The Board’s recent decisions – such as tip-toeing on returning capital when much bolder steps are required – only underscore that shareholder-focused and market-sensitive viewpoints are not adequately represented in Harmonic’s current Board deliberations. Apparently responding to proposals we presented last year, the Company took the unusual step of congratulating itself on its most recent earnings call for the appointment of two Board members … in 2012. “We’ve added … two new industry leaders with deep and relevant business experience in media, software and telecommunications . . . [to] our Board of Directors.” A deeper understanding of shareholder concerns and market expectations for the Company are at least as important as those skill sets and also deserves a place on the Harmonic Board.
The Company has explained its rejection of our proposals for Board change only with the assertion that these 2012 vintage directors – all two of them – are the maximum change the Harmonic Board can manage at one time. We find it hard to comprehend that a Board of eight cannot welcome any new members because it absorbed a pair of new directors last year. Moreover, even with the addition of last year’s bumper crop of two, the average tenure of a Harmonic director is still almost eight years and the average age is 63. Several directors are past retirement age and/or have logged more than ten years of service on the Board. The addition of fresh outside perspective, and the inclusion of missing skill sets, will lead to better decisions and help rebuild credibility with the investment community.
* * *
As management reminds us on every earnings call, Harmonic cannot direct the rate of capital spending by its customers; alter the pace of adoption of new technology; nor tame the business cycle. But there is much within its power to control, and after years of underperformance it’s time that Harmonic manages that which it can. Harmonic has amassed a gigantic, unproductive pile of cash that is creating negative value for shareholders at the same time they suffer under the weight of the Company’s incontinent issue of shares. It has failed to earn acceptable returns on its previous acquisition forays, yet it’s now tempted anew by the siren call of another acquisition. The Board has not undergone more than cosmetic changes in years, and runs a credibility deficit with investors – yet resists the addition of shareholder representation and financial expertise to its ranks.
Three significant issues – yet all could be solved at once, and with tools at the Board’s ready disposal. What’s more they are not distinct phenomena, but closely interrelated, making them all the more tractable. We therefore reiterate our call for the Harmonic Board to address each of these needs with immediate action: A tender offer of substantial size, and at least $100 million; an acquisitions embargo and a renewed laser-focus on organic growth; and Board reform that better aligns its membership and competencies with the interests of shareholders. If you cannot embrace these shareholder value enhancing steps then we will not hesitate to replace you by nominating directors who will.

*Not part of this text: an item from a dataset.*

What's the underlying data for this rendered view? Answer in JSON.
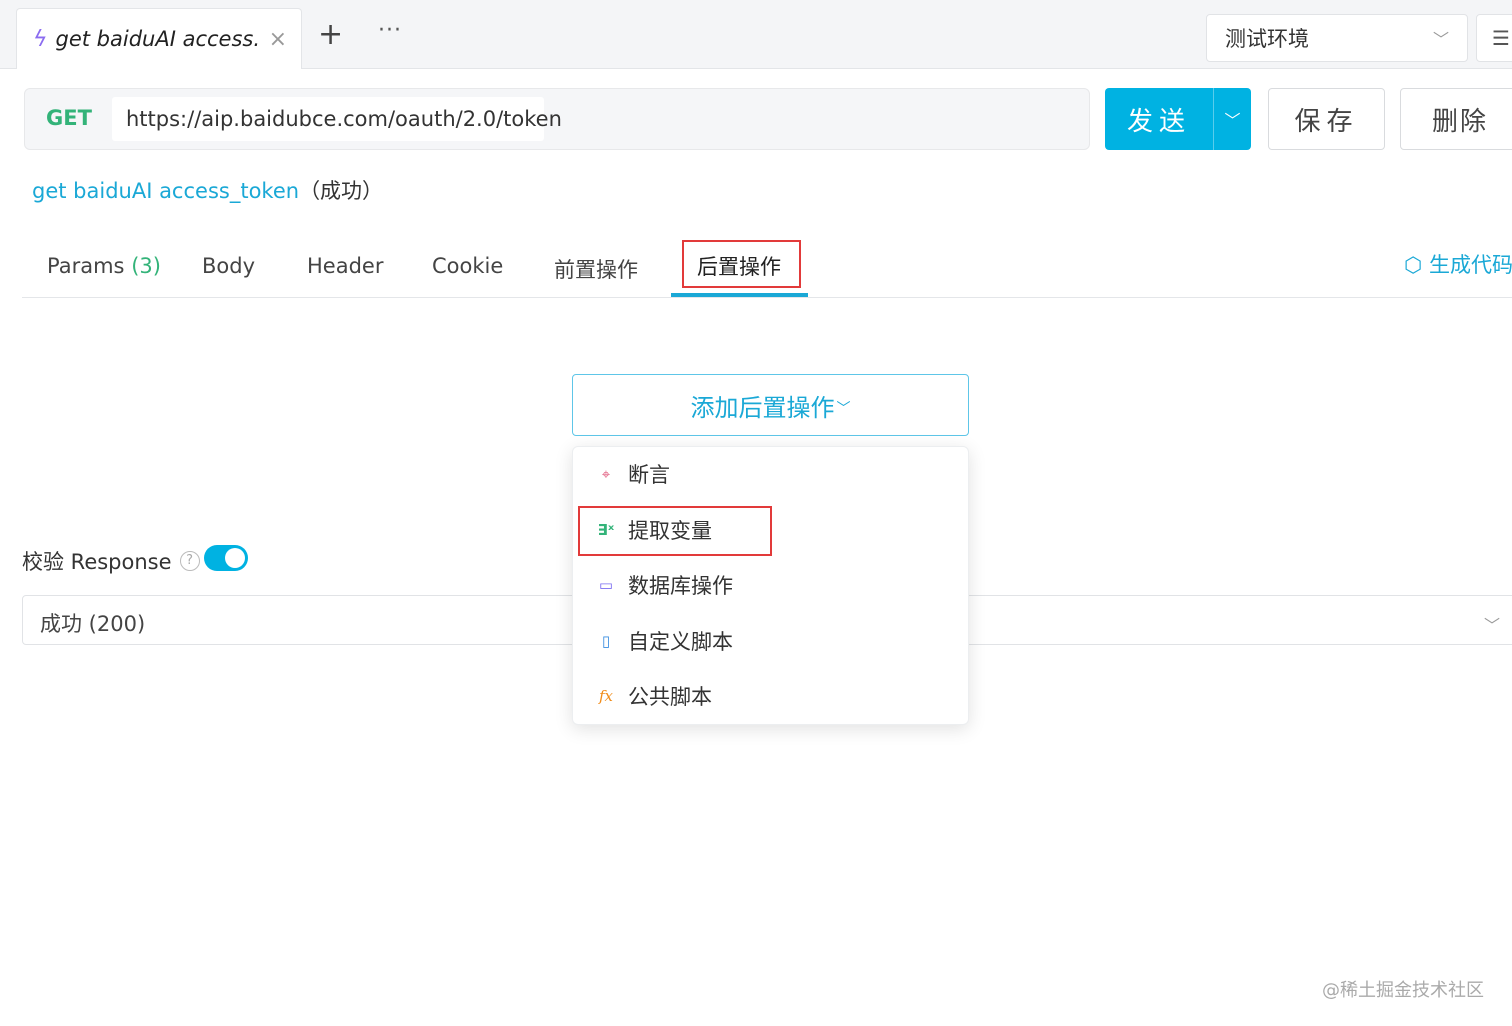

VOCE CAPITAL MANAGEMENT LLC
By:/s/ J. Daniel Plants
J. Daniel Plants
1 Prices as of February 8, 2013. Benchmark returns are illustrated with ETFs for the S&P 600, Russell 2000, S&P 500, Dow Jones Industrials and Nasdaq 100.